• Action item: Across the data below, how many lines hold "Version"? Answer with that number and nothing else.
--- START ---
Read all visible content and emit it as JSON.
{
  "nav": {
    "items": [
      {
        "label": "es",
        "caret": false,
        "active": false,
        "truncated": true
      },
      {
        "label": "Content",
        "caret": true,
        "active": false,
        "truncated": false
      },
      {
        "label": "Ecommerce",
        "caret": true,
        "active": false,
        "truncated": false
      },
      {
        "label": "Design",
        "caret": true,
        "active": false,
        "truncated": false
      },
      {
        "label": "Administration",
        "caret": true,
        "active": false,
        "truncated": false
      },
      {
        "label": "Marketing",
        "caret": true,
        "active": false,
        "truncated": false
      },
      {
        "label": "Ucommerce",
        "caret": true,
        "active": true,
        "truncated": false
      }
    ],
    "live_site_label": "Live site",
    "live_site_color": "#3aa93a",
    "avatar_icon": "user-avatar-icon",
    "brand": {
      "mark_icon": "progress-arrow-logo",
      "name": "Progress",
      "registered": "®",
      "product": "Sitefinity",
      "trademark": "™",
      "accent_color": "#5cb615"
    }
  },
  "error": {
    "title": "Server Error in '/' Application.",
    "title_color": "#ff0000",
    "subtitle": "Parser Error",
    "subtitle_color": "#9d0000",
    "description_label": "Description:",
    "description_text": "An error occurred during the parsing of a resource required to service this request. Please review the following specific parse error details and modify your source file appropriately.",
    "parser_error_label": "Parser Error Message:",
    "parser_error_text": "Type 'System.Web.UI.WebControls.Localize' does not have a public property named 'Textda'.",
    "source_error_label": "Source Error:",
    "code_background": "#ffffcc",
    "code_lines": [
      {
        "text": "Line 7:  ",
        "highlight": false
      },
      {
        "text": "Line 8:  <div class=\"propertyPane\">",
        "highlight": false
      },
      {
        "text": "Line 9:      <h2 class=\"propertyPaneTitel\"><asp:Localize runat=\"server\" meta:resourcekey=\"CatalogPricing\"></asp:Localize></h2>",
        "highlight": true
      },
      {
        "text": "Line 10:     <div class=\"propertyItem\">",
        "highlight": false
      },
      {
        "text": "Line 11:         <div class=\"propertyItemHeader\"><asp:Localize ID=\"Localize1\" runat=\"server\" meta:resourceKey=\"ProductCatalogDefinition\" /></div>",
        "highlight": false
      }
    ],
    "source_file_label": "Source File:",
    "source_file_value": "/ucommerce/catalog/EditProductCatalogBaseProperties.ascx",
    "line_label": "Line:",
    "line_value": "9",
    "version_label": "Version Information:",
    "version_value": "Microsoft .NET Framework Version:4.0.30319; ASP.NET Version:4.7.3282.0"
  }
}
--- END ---
• Answer to the exercise: 2